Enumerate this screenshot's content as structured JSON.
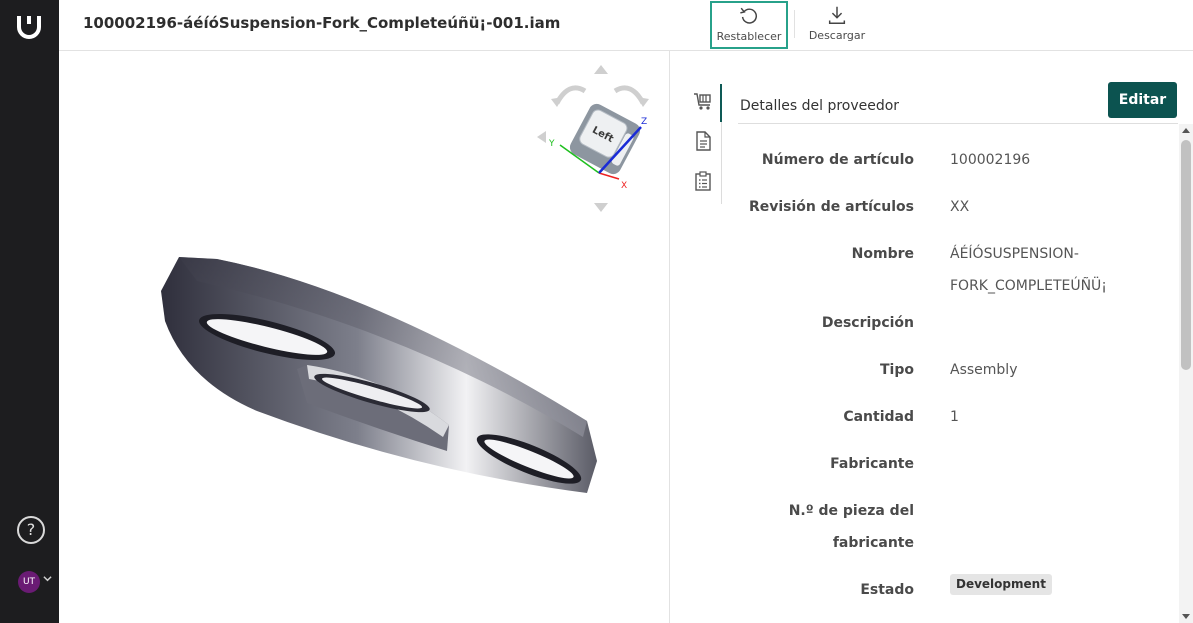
{
  "header": {
    "file_title": "100002196-áéíóSuspension-Fork_Completeúñü¡-001.iam",
    "reset_label": "Restablecer",
    "download_label": "Descargar"
  },
  "rail": {
    "help_label": "?",
    "avatar_initials": "UT"
  },
  "viewcube": {
    "face_label": "Left",
    "axis_x": "X",
    "axis_y": "Y",
    "axis_z": "Z"
  },
  "panel": {
    "title": "Detalles del proveedor",
    "edit_label": "Editar",
    "properties": [
      {
        "label": "Número de artículo",
        "value": "100002196"
      },
      {
        "label": "Revisión de artículos",
        "value": "XX"
      },
      {
        "label": "Nombre",
        "value_line1": "ÁÉÍÓSUSPENSION-",
        "value_line2": "FORK_COMPLETEÚÑÜ¡"
      },
      {
        "label": "Descripción",
        "value": ""
      },
      {
        "label": "Tipo",
        "value": "Assembly"
      },
      {
        "label": "Cantidad",
        "value": "1"
      },
      {
        "label": "Fabricante",
        "value": ""
      },
      {
        "label_line1": "N.º de pieza del",
        "label_line2": "fabricante",
        "value": ""
      },
      {
        "label": "Estado",
        "value": "Development"
      }
    ]
  },
  "colors": {
    "accent": "#0c5350",
    "highlight_border": "#27a18a",
    "rail_bg": "#1d1d1f",
    "avatar_bg": "#6a1b74"
  },
  "icons": {
    "logo": "brand-logo-icon",
    "reset": "rotate-ccw-icon",
    "download": "download-icon",
    "help": "help-circle-icon",
    "chevron": "chevron-down-icon",
    "tab1": "vendor-cart-icon",
    "tab2": "document-icon",
    "tab3": "clipboard-list-icon"
  }
}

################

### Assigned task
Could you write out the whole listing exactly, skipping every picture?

### Result for this task
Enumerate this screenshot's content as structured JSON.
{
  "header": {
    "file_title": "100002196-áéíóSuspension-Fork_Completeúñü¡-001.iam",
    "reset_label": "Restablecer",
    "download_label": "Descargar"
  },
  "rail": {
    "help_label": "?",
    "avatar_initials": "UT"
  },
  "viewcube": {
    "face_label": "Left",
    "axis_x": "X",
    "axis_y": "Y",
    "axis_z": "Z"
  },
  "panel": {
    "title": "Detalles del proveedor",
    "edit_label": "Editar",
    "properties": [
      {
        "label": "Número de artículo",
        "value": "100002196"
      },
      {
        "label": "Revisión de artículos",
        "value": "XX"
      },
      {
        "label": "Nombre",
        "value_line1": "ÁÉÍÓSUSPENSION-",
        "value_line2": "FORK_COMPLETEÚÑÜ¡"
      },
      {
        "label": "Descripción",
        "value": ""
      },
      {
        "label": "Tipo",
        "value": "Assembly"
      },
      {
        "label": "Cantidad",
        "value": "1"
      },
      {
        "label": "Fabricante",
        "value": ""
      },
      {
        "label_line1": "N.º de pieza del",
        "label_line2": "fabricante",
        "value": ""
      },
      {
        "label": "Estado",
        "value": "Development"
      }
    ]
  },
  "colors": {
    "accent": "#0c5350",
    "highlight_border": "#27a18a",
    "rail_bg": "#1d1d1f",
    "avatar_bg": "#6a1b74"
  },
  "icons": {
    "logo": "brand-logo-icon",
    "reset": "rotate-ccw-icon",
    "download": "download-icon",
    "help": "help-circle-icon",
    "chevron": "chevron-down-icon",
    "tab1": "vendor-cart-icon",
    "tab2": "document-icon",
    "tab3": "clipboard-list-icon"
  }
}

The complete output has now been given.